communications and face-to-face communications in student software development teams. JOURNAL OF
COMPUTER INFORMATION SYSTEMS, 38, 6.
A reorientation is occurring in higher education where course delivery using distance
education (DE) creates the potential for programming students to participate in dispersed
project teams. Computer-mediated communication systems (CMCS) are being promoted as a
means of supporting DE, but findings from research in the business domain raise concerns
about whether these will be effective when applied to student project teams.
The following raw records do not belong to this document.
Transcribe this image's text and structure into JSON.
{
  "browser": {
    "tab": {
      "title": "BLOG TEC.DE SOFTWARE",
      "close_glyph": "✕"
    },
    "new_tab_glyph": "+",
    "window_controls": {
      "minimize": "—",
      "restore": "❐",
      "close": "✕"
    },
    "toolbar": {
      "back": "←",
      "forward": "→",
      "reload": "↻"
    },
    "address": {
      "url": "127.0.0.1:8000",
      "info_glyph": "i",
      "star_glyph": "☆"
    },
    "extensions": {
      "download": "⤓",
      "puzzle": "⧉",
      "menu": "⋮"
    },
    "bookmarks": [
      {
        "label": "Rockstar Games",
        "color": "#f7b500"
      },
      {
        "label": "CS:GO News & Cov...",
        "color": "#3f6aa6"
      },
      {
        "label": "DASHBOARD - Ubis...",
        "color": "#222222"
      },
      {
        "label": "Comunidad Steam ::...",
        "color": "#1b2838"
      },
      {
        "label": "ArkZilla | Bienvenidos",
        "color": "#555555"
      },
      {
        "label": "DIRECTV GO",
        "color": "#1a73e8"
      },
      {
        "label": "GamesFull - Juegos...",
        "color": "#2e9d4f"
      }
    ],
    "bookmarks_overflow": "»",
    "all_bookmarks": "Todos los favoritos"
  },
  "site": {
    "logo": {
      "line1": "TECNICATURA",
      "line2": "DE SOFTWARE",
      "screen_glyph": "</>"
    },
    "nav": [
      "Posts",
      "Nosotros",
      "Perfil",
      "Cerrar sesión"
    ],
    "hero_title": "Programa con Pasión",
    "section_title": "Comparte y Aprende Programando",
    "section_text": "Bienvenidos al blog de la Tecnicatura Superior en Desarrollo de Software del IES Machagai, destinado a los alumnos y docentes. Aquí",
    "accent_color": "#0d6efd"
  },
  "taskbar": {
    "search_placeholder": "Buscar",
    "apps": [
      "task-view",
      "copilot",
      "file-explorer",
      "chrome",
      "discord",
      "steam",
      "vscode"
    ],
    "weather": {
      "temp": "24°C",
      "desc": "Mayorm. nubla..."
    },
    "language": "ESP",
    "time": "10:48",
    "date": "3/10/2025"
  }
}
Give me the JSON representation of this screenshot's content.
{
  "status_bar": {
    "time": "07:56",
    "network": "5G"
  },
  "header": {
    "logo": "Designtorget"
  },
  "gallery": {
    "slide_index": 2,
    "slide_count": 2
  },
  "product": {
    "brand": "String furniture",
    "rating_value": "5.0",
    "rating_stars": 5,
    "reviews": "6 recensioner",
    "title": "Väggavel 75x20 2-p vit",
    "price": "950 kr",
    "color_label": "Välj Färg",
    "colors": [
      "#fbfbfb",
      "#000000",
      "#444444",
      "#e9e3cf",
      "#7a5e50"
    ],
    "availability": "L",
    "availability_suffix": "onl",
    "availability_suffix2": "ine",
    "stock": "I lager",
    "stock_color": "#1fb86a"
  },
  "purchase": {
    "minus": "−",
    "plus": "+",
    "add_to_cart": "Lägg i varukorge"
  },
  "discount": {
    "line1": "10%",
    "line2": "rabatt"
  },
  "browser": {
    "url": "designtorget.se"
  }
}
To study this
issue, we conducted research in a Business Software Engineering course to learn what
students perceive to be the most and least effective aspects of computer-mediated
communications relative to face-to-face communications in supporting team projects.
Wolffe, R. J. & McMullen, D. W. (1995). The Constructivist Connection: Linking Theory, Best Practice, and
Technology. Journal of Computing in Teacher Education, 12, 25-28.
Two university projects linked constructivist theory with effectiveness practices. One group of
preservice teachers completed journal entries about their math class. Another used e-mail for
collaborative learning activities. The projects showed the many benefits of using e-mail as a
constructivist tool in both content and field-based classes. (SM)
Danet, B. & Others (1995). Curtain Time 20:00 GMT: Experiments in Virtual Theater on Internet Relay Chat.
Journal of Computer-Mediated Communication, 1.
Analyzes the substantive and stylistic features of the "Hamnet" script (an 80-line parody of
"Hamlet") as performed on Internet Relay Chat. Explicates the logistics of virtual production.
Finds evidence for the democratization and globalization of culture in Hamnet productions.
Suggests that Hamnet activities appeal primarily to a well-educated, technologically
sophisticated, English-speaking elite. (RS)
Darryl Burgdorf’s WebBBS http://awsd.com/scripts/
Gina's Prey Pursuits Site http://members.aol.com/gevers3/preypursuits/
Hungarian Prey Site http://www.geocities.com/Hollywood/Agency/6173/index.ht
Jill’s Prey Quilt http://www.angelfire.com/hi2/PreyPosters/page4.html
Journal of Computer-Mediated- http://www.ascusc.org/jcmc/
Karen's Prey http://www.angelfire.com/tv/onepointsix/
Phoenix Virtual Television http://www.pvtonline.com/
Prey Campaign Publicity http://www.angelfire.com/hi2/prey/campaignarticles.html
Prey Campaign Site http://start.at/prey
Prey Domain Name Site http://www.preytv.com/
Prey German Campaign Site http://come.to/prey
Prey Mini-Con 2000 Site http://www.angelfire.com/hi2/prey/minicon/index.html
Prey For Us Message Board http://preyforus.hypermart.net/cgi-
Reviews/Synopses of Prey http://www.mothership.com/tubereviews/
Roxanne Conrad’s Fan Fiction http://www.artistsinresidence.com/rlc/index.htm
Sci-Fi Channel On-Line, home http://www.scifi.com/, http://www.scifi.com/prey/, http://
of Invisible Man and Prey www.scifi.com/invisibleman/
Slovak Prey Site http://prey.host.sk/
Ute’s Magnets, Video Covers, http://members.aol.com/utepreyart/index.htm
and Sound Bytes Site